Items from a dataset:
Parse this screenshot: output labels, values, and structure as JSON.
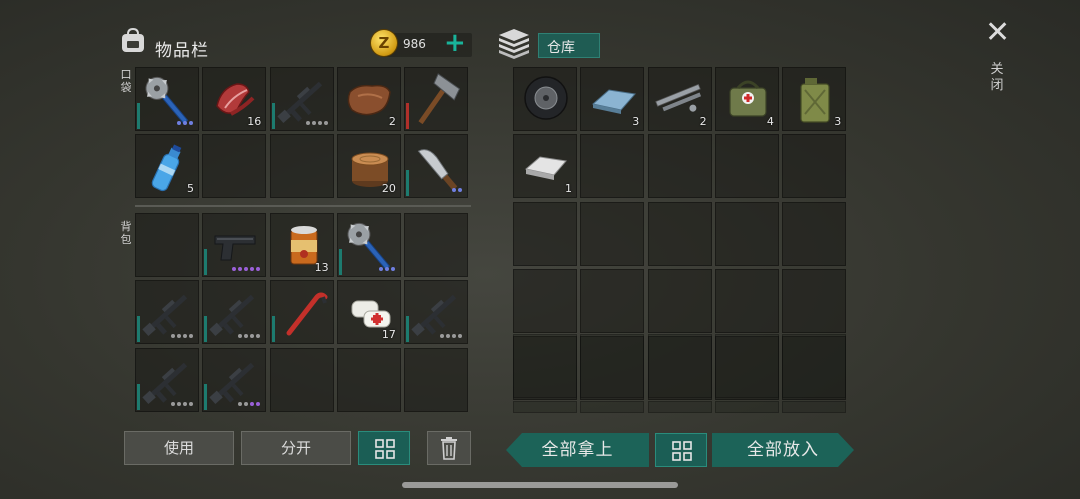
{
  "header": {
    "title": "物品栏",
    "coins": "986",
    "storage_title": "仓库",
    "coin_symbol": "Z"
  },
  "labels": {
    "pocket": "口袋",
    "backpack": "背包",
    "close": "关闭"
  },
  "pocket_items": [
    {
      "name": "saw-blade-club-icon",
      "count": "",
      "dots": [
        "#6f7fe0",
        "#6f7fe0",
        "#6f7fe0"
      ],
      "bar": "#1d7b6f"
    },
    {
      "name": "raw-meat-icon",
      "count": "16"
    },
    {
      "name": "assault-rifle-icon",
      "count": "",
      "dots": [
        "#9a9a9a",
        "#9a9a9a",
        "#9a9a9a",
        "#9a9a9a"
      ],
      "bar": "#1d7b6f"
    },
    {
      "name": "leather-icon",
      "count": "2"
    },
    {
      "name": "hatchet-icon",
      "count": "",
      "bar": "#b0302a"
    },
    {
      "name": "water-bottle-icon",
      "count": "5"
    },
    {
      "name": "empty",
      "count": ""
    },
    {
      "name": "empty",
      "count": ""
    },
    {
      "name": "log-stump-icon",
      "count": "20"
    },
    {
      "name": "machete-icon",
      "count": "",
      "dots": [
        "#6f7fe0",
        "#6f7fe0"
      ],
      "bar": "#1d7b6f"
    }
  ],
  "backpack_items": [
    {
      "name": "empty",
      "count": ""
    },
    {
      "name": "pistol-icon",
      "count": "",
      "dots": [
        "#9a60d8",
        "#9a60d8",
        "#9a60d8",
        "#9a60d8",
        "#9a60d8"
      ],
      "bar": "#1d7b6f"
    },
    {
      "name": "canned-food-icon",
      "count": "13"
    },
    {
      "name": "saw-blade-club-icon",
      "count": "",
      "dots": [
        "#6f7fe0",
        "#6f7fe0",
        "#6f7fe0"
      ],
      "bar": "#1d7b6f"
    },
    {
      "name": "empty",
      "count": ""
    },
    {
      "name": "assault-rifle-icon",
      "count": "",
      "dots": [
        "#9a9a9a",
        "#9a9a9a",
        "#9a9a9a",
        "#9a9a9a"
      ],
      "bar": "#1d7b6f"
    },
    {
      "name": "assault-rifle-icon",
      "count": "",
      "dots": [
        "#9a9a9a",
        "#9a9a9a",
        "#9a9a9a",
        "#9a9a9a"
      ],
      "bar": "#1d7b6f"
    },
    {
      "name": "crowbar-icon",
      "count": "",
      "bar": "#1d7b6f"
    },
    {
      "name": "bandage-icon",
      "count": "17"
    },
    {
      "name": "assault-rifle-icon",
      "count": "",
      "dots": [
        "#9a9a9a",
        "#9a9a9a",
        "#9a9a9a",
        "#9a9a9a"
      ],
      "bar": "#1d7b6f"
    },
    {
      "name": "assault-rifle-icon",
      "count": "",
      "dots": [
        "#9a9a9a",
        "#9a9a9a",
        "#9a9a9a",
        "#9a9a9a"
      ],
      "bar": "#1d7b6f"
    },
    {
      "name": "assault-rifle-icon",
      "count": "",
      "dots": [
        "#9a9a9a",
        "#9a9a9a",
        "#9a60d8",
        "#9a60d8"
      ],
      "bar": "#1d7b6f"
    },
    {
      "name": "empty",
      "count": ""
    },
    {
      "name": "empty",
      "count": ""
    },
    {
      "name": "empty",
      "count": ""
    }
  ],
  "storage_items": [
    {
      "name": "tire-icon",
      "count": ""
    },
    {
      "name": "steel-ingot-icon",
      "count": "3"
    },
    {
      "name": "pipes-icon",
      "count": "2"
    },
    {
      "name": "medkit-bag-icon",
      "count": "4"
    },
    {
      "name": "jerrycan-icon",
      "count": "3"
    },
    {
      "name": "silver-ingot-icon",
      "count": "1"
    }
  ],
  "buttons": {
    "use": "使用",
    "split": "分开",
    "take_all": "全部拿上",
    "put_all": "全部放入"
  },
  "colors": {
    "accent": "#1d7b6f",
    "teal_button": "#1c6358",
    "coin": "#d19a12"
  }
}
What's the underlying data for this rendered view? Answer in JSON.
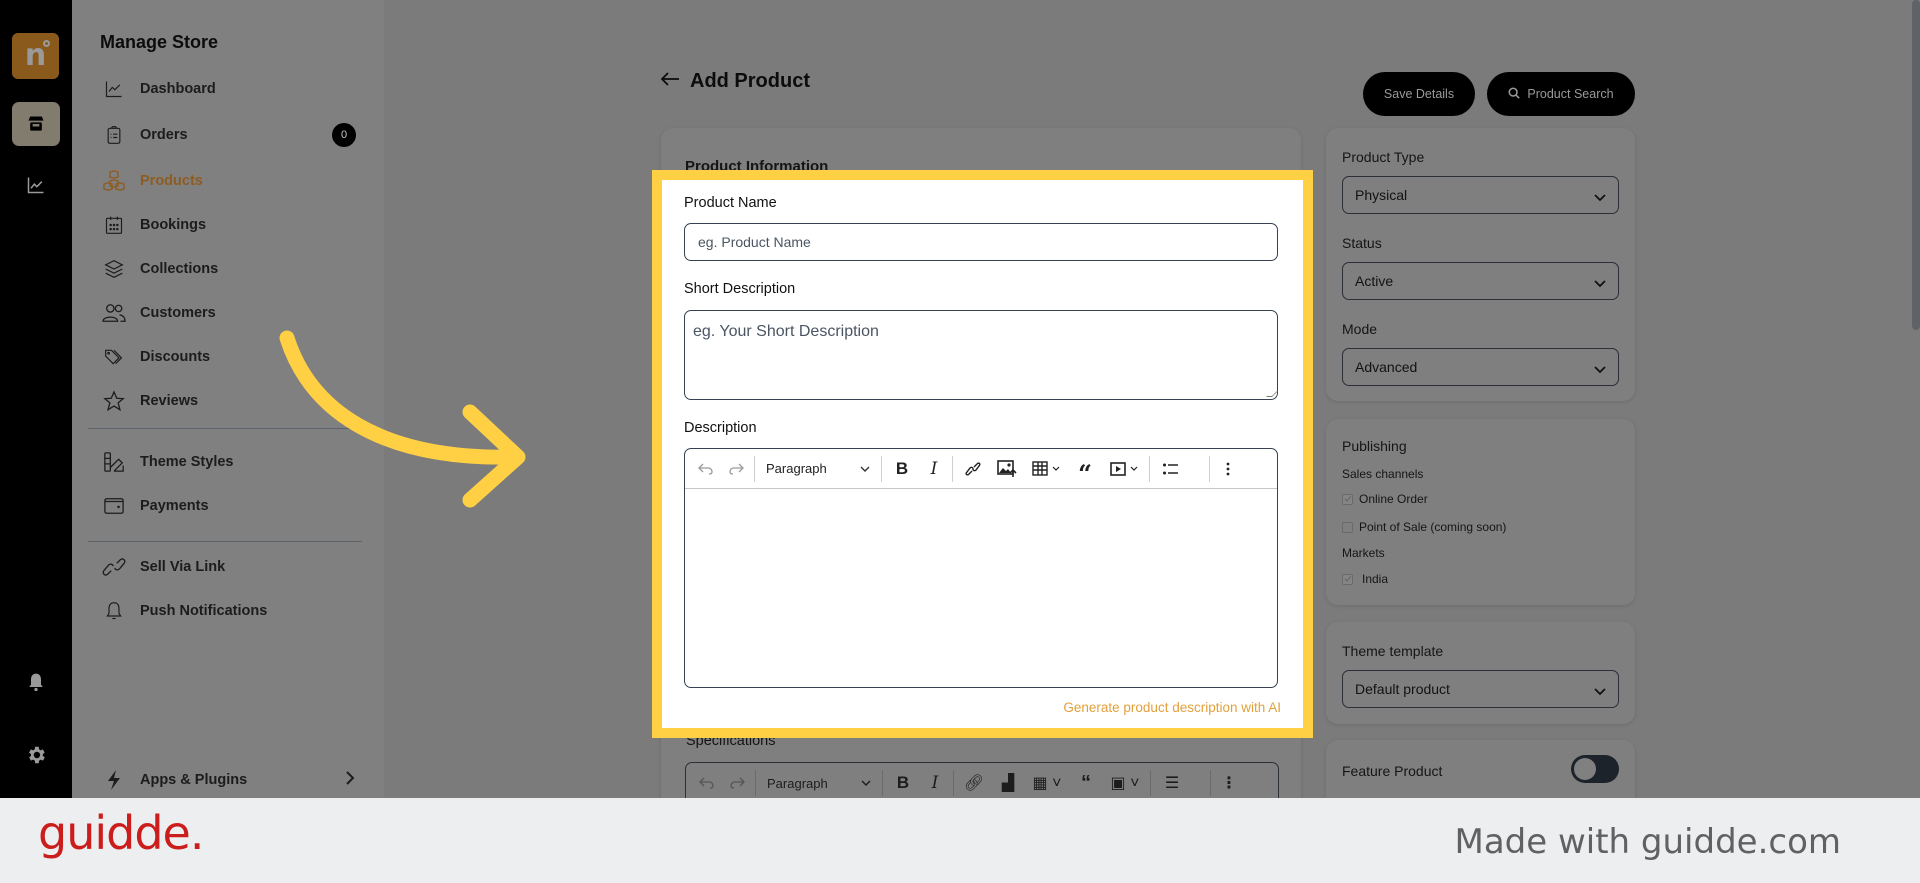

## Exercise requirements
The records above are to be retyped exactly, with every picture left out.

## Reply to the exercise
Parse this screenshot: output labels, values, and structure as JSON.
{
  "header": {
    "title": "物品栏",
    "coins": "986",
    "storage_title": "仓库",
    "coin_symbol": "Z"
  },
  "labels": {
    "pocket": "口袋",
    "backpack": "背包",
    "close": "关闭"
  },
  "pocket_items": [
    {
      "name": "saw-blade-club-icon",
      "count": "",
      "dots": [
        "#6f7fe0",
        "#6f7fe0",
        "#6f7fe0"
      ],
      "bar": "#1d7b6f"
    },
    {
      "name": "raw-meat-icon",
      "count": "16"
    },
    {
      "name": "assault-rifle-icon",
      "count": "",
      "dots": [
        "#9a9a9a",
        "#9a9a9a",
        "#9a9a9a",
        "#9a9a9a"
      ],
      "bar": "#1d7b6f"
    },
    {
      "name": "leather-icon",
      "count": "2"
    },
    {
      "name": "hatchet-icon",
      "count": "",
      "bar": "#b0302a"
    },
    {
      "name": "water-bottle-icon",
      "count": "5"
    },
    {
      "name": "empty",
      "count": ""
    },
    {
      "name": "empty",
      "count": ""
    },
    {
      "name": "log-stump-icon",
      "count": "20"
    },
    {
      "name": "machete-icon",
      "count": "",
      "dots": [
        "#6f7fe0",
        "#6f7fe0"
      ],
      "bar": "#1d7b6f"
    }
  ],
  "backpack_items": [
    {
      "name": "empty",
      "count": ""
    },
    {
      "name": "pistol-icon",
      "count": "",
      "dots": [
        "#9a60d8",
        "#9a60d8",
        "#9a60d8",
        "#9a60d8",
        "#9a60d8"
      ],
      "bar": "#1d7b6f"
    },
    {
      "name": "canned-food-icon",
      "count": "13"
    },
    {
      "name": "saw-blade-club-icon",
      "count": "",
      "dots": [
        "#6f7fe0",
        "#6f7fe0",
        "#6f7fe0"
      ],
      "bar": "#1d7b6f"
    },
    {
      "name": "empty",
      "count": ""
    },
    {
      "name": "assault-rifle-icon",
      "count": "",
      "dots": [
        "#9a9a9a",
        "#9a9a9a",
        "#9a9a9a",
        "#9a9a9a"
      ],
      "bar": "#1d7b6f"
    },
    {
      "name": "assault-rifle-icon",
      "count": "",
      "dots": [
        "#9a9a9a",
        "#9a9a9a",
        "#9a9a9a",
        "#9a9a9a"
      ],
      "bar": "#1d7b6f"
    },
    {
      "name": "crowbar-icon",
      "count": "",
      "bar": "#1d7b6f"
    },
    {
      "name": "bandage-icon",
      "count": "17"
    },
    {
      "name": "assault-rifle-icon",
      "count": "",
      "dots": [
        "#9a9a9a",
        "#9a9a9a",
        "#9a9a9a",
        "#9a9a9a"
      ],
      "bar": "#1d7b6f"
    },
    {
      "name": "assault-rifle-icon",
      "count": "",
      "dots": [
        "#9a9a9a",
        "#9a9a9a",
        "#9a9a9a",
        "#9a9a9a"
      ],
      "bar": "#1d7b6f"
    },
    {
      "name": "assault-rifle-icon",
      "count": "",
      "dots": [
        "#9a9a9a",
        "#9a9a9a",
        "#9a60d8",
        "#9a60d8"
      ],
      "bar": "#1d7b6f"
    },
    {
      "name": "empty",
      "count": ""
    },
    {
      "name": "empty",
      "count": ""
    },
    {
      "name": "empty",
      "count": ""
    }
  ],
  "storage_items": [
    {
      "name": "tire-icon",
      "count": ""
    },
    {
      "name": "steel-ingot-icon",
      "count": "3"
    },
    {
      "name": "pipes-icon",
      "count": "2"
    },
    {
      "name": "medkit-bag-icon",
      "count": "4"
    },
    {
      "name": "jerrycan-icon",
      "count": "3"
    },
    {
      "name": "silver-ingot-icon",
      "count": "1"
    }
  ],
  "buttons": {
    "use": "使用",
    "split": "分开",
    "take_all": "全部拿上",
    "put_all": "全部放入"
  },
  "colors": {
    "accent": "#1d7b6f",
    "teal_button": "#1c6358",
    "coin": "#d19a12"
  }
}
What's the underlying data for this rendered view? Answer in JSON.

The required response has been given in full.